## Data under study
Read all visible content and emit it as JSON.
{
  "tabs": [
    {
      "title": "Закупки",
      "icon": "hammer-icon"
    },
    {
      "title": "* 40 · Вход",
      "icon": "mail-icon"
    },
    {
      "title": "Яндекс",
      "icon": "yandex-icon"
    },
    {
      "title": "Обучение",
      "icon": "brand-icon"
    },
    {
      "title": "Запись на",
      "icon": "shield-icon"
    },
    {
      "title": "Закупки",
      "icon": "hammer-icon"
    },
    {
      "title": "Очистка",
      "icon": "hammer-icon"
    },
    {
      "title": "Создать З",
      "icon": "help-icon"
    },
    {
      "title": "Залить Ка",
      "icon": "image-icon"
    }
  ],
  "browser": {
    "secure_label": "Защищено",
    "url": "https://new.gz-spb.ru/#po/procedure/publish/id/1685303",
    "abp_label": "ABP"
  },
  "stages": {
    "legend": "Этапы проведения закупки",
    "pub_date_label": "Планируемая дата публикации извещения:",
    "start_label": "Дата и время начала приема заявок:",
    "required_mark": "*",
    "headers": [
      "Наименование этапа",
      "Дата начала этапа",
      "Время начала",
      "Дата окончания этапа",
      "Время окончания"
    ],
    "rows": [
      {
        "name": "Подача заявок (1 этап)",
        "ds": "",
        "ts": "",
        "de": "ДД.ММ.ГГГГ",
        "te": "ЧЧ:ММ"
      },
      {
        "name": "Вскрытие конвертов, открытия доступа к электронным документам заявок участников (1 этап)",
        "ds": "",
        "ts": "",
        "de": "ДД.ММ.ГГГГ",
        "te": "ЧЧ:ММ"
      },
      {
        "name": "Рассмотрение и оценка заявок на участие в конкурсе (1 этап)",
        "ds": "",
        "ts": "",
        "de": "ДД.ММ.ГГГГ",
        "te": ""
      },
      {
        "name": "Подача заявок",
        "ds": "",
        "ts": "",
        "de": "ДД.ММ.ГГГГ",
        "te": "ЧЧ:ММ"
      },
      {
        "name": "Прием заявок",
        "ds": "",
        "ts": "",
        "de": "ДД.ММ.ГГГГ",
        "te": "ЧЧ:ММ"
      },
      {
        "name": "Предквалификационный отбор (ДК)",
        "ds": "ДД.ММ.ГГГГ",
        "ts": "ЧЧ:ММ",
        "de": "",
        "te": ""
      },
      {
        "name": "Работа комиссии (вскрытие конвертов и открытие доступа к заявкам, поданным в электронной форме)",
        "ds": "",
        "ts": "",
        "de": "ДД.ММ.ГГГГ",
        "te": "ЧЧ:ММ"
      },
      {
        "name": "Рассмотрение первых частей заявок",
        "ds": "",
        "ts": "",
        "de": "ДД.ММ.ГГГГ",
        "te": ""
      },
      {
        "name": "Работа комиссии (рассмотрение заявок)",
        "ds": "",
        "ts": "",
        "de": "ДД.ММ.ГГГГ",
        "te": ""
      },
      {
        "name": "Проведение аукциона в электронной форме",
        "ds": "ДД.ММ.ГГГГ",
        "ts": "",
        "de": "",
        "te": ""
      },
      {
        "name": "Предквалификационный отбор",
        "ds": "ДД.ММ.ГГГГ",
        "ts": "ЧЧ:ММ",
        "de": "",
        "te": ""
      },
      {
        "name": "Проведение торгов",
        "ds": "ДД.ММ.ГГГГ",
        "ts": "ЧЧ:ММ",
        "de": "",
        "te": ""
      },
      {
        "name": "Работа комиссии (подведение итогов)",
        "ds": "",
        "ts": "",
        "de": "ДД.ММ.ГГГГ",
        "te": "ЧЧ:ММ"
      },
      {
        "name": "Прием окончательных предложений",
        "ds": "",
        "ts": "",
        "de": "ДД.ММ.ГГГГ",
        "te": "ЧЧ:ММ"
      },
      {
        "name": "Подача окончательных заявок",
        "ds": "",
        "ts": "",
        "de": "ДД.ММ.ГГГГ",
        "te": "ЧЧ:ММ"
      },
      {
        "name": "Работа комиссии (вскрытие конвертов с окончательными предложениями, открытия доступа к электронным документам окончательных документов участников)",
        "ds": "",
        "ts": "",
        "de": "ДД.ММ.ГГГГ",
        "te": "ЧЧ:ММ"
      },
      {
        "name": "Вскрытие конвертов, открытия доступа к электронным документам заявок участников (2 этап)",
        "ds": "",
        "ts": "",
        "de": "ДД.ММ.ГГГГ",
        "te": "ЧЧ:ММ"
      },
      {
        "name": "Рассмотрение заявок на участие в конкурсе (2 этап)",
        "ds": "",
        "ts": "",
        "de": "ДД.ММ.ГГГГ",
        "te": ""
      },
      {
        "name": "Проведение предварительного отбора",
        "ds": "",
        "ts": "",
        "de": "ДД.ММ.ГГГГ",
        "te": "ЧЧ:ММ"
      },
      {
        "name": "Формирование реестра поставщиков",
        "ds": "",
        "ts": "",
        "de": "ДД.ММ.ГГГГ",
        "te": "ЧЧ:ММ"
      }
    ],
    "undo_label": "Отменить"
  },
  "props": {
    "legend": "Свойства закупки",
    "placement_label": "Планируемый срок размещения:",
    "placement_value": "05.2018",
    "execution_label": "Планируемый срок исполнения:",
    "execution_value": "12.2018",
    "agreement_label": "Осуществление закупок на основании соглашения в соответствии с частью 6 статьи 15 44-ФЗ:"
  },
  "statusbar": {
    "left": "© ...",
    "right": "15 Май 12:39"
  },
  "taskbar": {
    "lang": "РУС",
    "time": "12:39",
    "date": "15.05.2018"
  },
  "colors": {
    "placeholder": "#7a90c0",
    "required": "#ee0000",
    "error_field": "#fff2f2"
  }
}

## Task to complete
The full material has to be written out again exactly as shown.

## Exercise result
Read all visible content and emit it as JSON.
{
  "tabs": [
    {
      "title": "Закупки",
      "icon": "hammer-icon"
    },
    {
      "title": "* 40 · Вход",
      "icon": "mail-icon"
    },
    {
      "title": "Яндекс",
      "icon": "yandex-icon"
    },
    {
      "title": "Обучение",
      "icon": "brand-icon"
    },
    {
      "title": "Запись на",
      "icon": "shield-icon"
    },
    {
      "title": "Закупки",
      "icon": "hammer-icon"
    },
    {
      "title": "Очистка",
      "icon": "hammer-icon"
    },
    {
      "title": "Создать З",
      "icon": "help-icon"
    },
    {
      "title": "Залить Ка",
      "icon": "image-icon"
    }
  ],
  "browser": {
    "secure_label": "Защищено",
    "url": "https://new.gz-spb.ru/#po/procedure/publish/id/1685303",
    "abp_label": "ABP"
  },
  "stages": {
    "legend": "Этапы проведения закупки",
    "pub_date_label": "Планируемая дата публикации извещения:",
    "start_label": "Дата и время начала приема заявок:",
    "required_mark": "*",
    "headers": [
      "Наименование этапа",
      "Дата начала этапа",
      "Время начала",
      "Дата окончания этапа",
      "Время окончания"
    ],
    "rows": [
      {
        "name": "Подача заявок (1 этап)",
        "ds": "",
        "ts": "",
        "de": "ДД.ММ.ГГГГ",
        "te": "ЧЧ:ММ"
      },
      {
        "name": "Вскрытие конвертов, открытия доступа к электронным документам заявок участников (1 этап)",
        "ds": "",
        "ts": "",
        "de": "ДД.ММ.ГГГГ",
        "te": "ЧЧ:ММ"
      },
      {
        "name": "Рассмотрение и оценка заявок на участие в конкурсе (1 этап)",
        "ds": "",
        "ts": "",
        "de": "ДД.ММ.ГГГГ",
        "te": ""
      },
      {
        "name": "Подача заявок",
        "ds": "",
        "ts": "",
        "de": "ДД.ММ.ГГГГ",
        "te": "ЧЧ:ММ"
      },
      {
        "name": "Прием заявок",
        "ds": "",
        "ts": "",
        "de": "ДД.ММ.ГГГГ",
        "te": "ЧЧ:ММ"
      },
      {
        "name": "Предквалификационный отбор (ДК)",
        "ds": "ДД.ММ.ГГГГ",
        "ts": "ЧЧ:ММ",
        "de": "",
        "te": ""
      },
      {
        "name": "Работа комиссии (вскрытие конвертов и открытие доступа к заявкам, поданным в электронной форме)",
        "ds": "",
        "ts": "",
        "de": "ДД.ММ.ГГГГ",
        "te": "ЧЧ:ММ"
      },
      {
        "name": "Рассмотрение первых частей заявок",
        "ds": "",
        "ts": "",
        "de": "ДД.ММ.ГГГГ",
        "te": ""
      },
      {
        "name": "Работа комиссии (рассмотрение заявок)",
        "ds": "",
        "ts": "",
        "de": "ДД.ММ.ГГГГ",
        "te": ""
      },
      {
        "name": "Проведение аукциона в электронной форме",
        "ds": "ДД.ММ.ГГГГ",
        "ts": "",
        "de": "",
        "te": ""
      },
      {
        "name": "Предквалификационный отбор",
        "ds": "ДД.ММ.ГГГГ",
        "ts": "ЧЧ:ММ",
        "de": "",
        "te": ""
      },
      {
        "name": "Проведение торгов",
        "ds": "ДД.ММ.ГГГГ",
        "ts": "ЧЧ:ММ",
        "de": "",
        "te": ""
      },
      {
        "name": "Работа комиссии (подведение итогов)",
        "ds": "",
        "ts": "",
        "de": "ДД.ММ.ГГГГ",
        "te": "ЧЧ:ММ"
      },
      {
        "name": "Прием окончательных предложений",
        "ds": "",
        "ts": "",
        "de": "ДД.ММ.ГГГГ",
        "te": "ЧЧ:ММ"
      },
      {
        "name": "Подача окончательных заявок",
        "ds": "",
        "ts": "",
        "de": "ДД.ММ.ГГГГ",
        "te": "ЧЧ:ММ"
      },
      {
        "name": "Работа комиссии (вскрытие конвертов с окончательными предложениями, открытия доступа к электронным документам окончательных документов участников)",
        "ds": "",
        "ts": "",
        "de": "ДД.ММ.ГГГГ",
        "te": "ЧЧ:ММ"
      },
      {
        "name": "Вскрытие конвертов, открытия доступа к электронным документам заявок участников (2 этап)",
        "ds": "",
        "ts": "",
        "de": "ДД.ММ.ГГГГ",
        "te": "ЧЧ:ММ"
      },
      {
        "name": "Рассмотрение заявок на участие в конкурсе (2 этап)",
        "ds": "",
        "ts": "",
        "de": "ДД.ММ.ГГГГ",
        "te": ""
      },
      {
        "name": "Проведение предварительного отбора",
        "ds": "",
        "ts": "",
        "de": "ДД.ММ.ГГГГ",
        "te": "ЧЧ:ММ"
      },
      {
        "name": "Формирование реестра поставщиков",
        "ds": "",
        "ts": "",
        "de": "ДД.ММ.ГГГГ",
        "te": "ЧЧ:ММ"
      }
    ],
    "undo_label": "Отменить"
  },
  "props": {
    "legend": "Свойства закупки",
    "placement_label": "Планируемый срок размещения:",
    "placement_value": "05.2018",
    "execution_label": "Планируемый срок исполнения:",
    "execution_value": "12.2018",
    "agreement_label": "Осуществление закупок на основании соглашения в соответствии с частью 6 статьи 15 44-ФЗ:"
  },
  "statusbar": {
    "left": "© ...",
    "right": "15 Май 12:39"
  },
  "taskbar": {
    "lang": "РУС",
    "time": "12:39",
    "date": "15.05.2018"
  },
  "colors": {
    "placeholder": "#7a90c0",
    "required": "#ee0000",
    "error_field": "#fff2f2"
  }
}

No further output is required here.